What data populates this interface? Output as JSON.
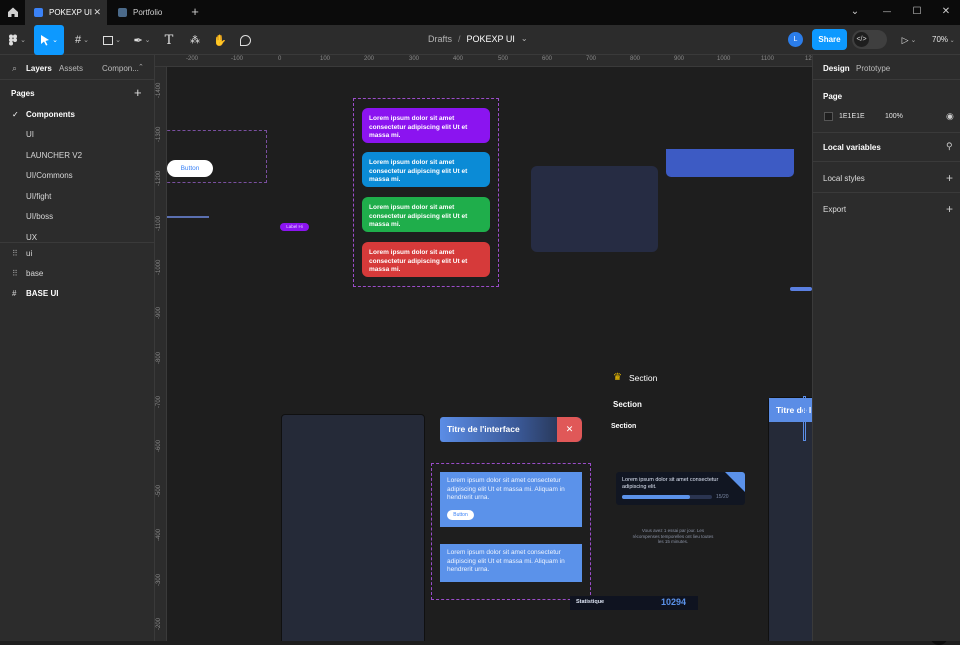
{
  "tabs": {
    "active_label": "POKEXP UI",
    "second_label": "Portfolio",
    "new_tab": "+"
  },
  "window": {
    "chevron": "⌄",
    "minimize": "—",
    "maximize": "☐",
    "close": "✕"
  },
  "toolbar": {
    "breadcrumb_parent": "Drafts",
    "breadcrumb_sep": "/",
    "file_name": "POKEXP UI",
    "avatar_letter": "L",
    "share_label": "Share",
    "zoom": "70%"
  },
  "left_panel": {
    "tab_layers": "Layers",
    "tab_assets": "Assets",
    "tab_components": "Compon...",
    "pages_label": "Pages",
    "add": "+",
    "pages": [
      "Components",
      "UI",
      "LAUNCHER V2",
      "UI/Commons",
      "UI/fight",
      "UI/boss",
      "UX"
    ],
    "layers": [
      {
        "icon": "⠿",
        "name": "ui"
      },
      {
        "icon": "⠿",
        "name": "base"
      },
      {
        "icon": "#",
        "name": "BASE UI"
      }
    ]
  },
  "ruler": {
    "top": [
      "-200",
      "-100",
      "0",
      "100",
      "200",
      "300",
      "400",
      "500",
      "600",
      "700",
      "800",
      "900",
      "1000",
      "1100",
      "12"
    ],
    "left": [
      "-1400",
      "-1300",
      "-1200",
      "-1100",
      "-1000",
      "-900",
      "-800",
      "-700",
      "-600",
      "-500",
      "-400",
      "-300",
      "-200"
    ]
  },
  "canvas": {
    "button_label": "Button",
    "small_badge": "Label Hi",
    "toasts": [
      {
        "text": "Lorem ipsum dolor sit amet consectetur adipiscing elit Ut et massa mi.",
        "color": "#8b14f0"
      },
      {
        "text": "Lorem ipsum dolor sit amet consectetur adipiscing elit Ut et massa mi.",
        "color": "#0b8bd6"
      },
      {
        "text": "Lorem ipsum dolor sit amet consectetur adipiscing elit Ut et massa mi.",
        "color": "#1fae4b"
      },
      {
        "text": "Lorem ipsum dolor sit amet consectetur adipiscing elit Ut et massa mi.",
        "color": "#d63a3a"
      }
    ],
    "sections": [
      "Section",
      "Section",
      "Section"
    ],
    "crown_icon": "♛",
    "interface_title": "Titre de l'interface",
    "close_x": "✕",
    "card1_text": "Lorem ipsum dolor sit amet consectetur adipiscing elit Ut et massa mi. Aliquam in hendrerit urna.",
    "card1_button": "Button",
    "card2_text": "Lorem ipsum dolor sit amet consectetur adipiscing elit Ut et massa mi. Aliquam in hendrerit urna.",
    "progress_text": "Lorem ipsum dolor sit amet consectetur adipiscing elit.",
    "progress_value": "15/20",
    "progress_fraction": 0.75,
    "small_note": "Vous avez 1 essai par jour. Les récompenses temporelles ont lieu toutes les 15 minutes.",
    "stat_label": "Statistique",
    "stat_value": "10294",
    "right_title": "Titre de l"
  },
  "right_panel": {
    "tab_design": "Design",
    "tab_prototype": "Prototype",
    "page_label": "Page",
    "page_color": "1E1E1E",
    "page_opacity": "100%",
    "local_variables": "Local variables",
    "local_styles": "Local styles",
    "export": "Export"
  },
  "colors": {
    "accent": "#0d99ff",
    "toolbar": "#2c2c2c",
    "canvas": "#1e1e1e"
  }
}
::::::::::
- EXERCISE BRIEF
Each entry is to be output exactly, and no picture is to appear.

- TASK ANSWER
What data populates this interface? Output as JSON.
{
  "tabs": {
    "active_label": "POKEXP UI",
    "second_label": "Portfolio",
    "new_tab": "+"
  },
  "window": {
    "chevron": "⌄",
    "minimize": "—",
    "maximize": "☐",
    "close": "✕"
  },
  "toolbar": {
    "breadcrumb_parent": "Drafts",
    "breadcrumb_sep": "/",
    "file_name": "POKEXP UI",
    "avatar_letter": "L",
    "share_label": "Share",
    "zoom": "70%"
  },
  "left_panel": {
    "tab_layers": "Layers",
    "tab_assets": "Assets",
    "tab_components": "Compon...",
    "pages_label": "Pages",
    "add": "+",
    "pages": [
      "Components",
      "UI",
      "LAUNCHER V2",
      "UI/Commons",
      "UI/fight",
      "UI/boss",
      "UX"
    ],
    "layers": [
      {
        "icon": "⠿",
        "name": "ui"
      },
      {
        "icon": "⠿",
        "name": "base"
      },
      {
        "icon": "#",
        "name": "BASE UI"
      }
    ]
  },
  "ruler": {
    "top": [
      "-200",
      "-100",
      "0",
      "100",
      "200",
      "300",
      "400",
      "500",
      "600",
      "700",
      "800",
      "900",
      "1000",
      "1100",
      "12"
    ],
    "left": [
      "-1400",
      "-1300",
      "-1200",
      "-1100",
      "-1000",
      "-900",
      "-800",
      "-700",
      "-600",
      "-500",
      "-400",
      "-300",
      "-200"
    ]
  },
  "canvas": {
    "button_label": "Button",
    "small_badge": "Label Hi",
    "toasts": [
      {
        "text": "Lorem ipsum dolor sit amet consectetur adipiscing elit Ut et massa mi.",
        "color": "#8b14f0"
      },
      {
        "text": "Lorem ipsum dolor sit amet consectetur adipiscing elit Ut et massa mi.",
        "color": "#0b8bd6"
      },
      {
        "text": "Lorem ipsum dolor sit amet consectetur adipiscing elit Ut et massa mi.",
        "color": "#1fae4b"
      },
      {
        "text": "Lorem ipsum dolor sit amet consectetur adipiscing elit Ut et massa mi.",
        "color": "#d63a3a"
      }
    ],
    "sections": [
      "Section",
      "Section",
      "Section"
    ],
    "crown_icon": "♛",
    "interface_title": "Titre de l'interface",
    "close_x": "✕",
    "card1_text": "Lorem ipsum dolor sit amet consectetur adipiscing elit Ut et massa mi. Aliquam in hendrerit urna.",
    "card1_button": "Button",
    "card2_text": "Lorem ipsum dolor sit amet consectetur adipiscing elit Ut et massa mi. Aliquam in hendrerit urna.",
    "progress_text": "Lorem ipsum dolor sit amet consectetur adipiscing elit.",
    "progress_value": "15/20",
    "progress_fraction": 0.75,
    "small_note": "Vous avez 1 essai par jour. Les récompenses temporelles ont lieu toutes les 15 minutes.",
    "stat_label": "Statistique",
    "stat_value": "10294",
    "right_title": "Titre de l"
  },
  "right_panel": {
    "tab_design": "Design",
    "tab_prototype": "Prototype",
    "page_label": "Page",
    "page_color": "1E1E1E",
    "page_opacity": "100%",
    "local_variables": "Local variables",
    "local_styles": "Local styles",
    "export": "Export"
  },
  "colors": {
    "accent": "#0d99ff",
    "toolbar": "#2c2c2c",
    "canvas": "#1e1e1e"
  }
}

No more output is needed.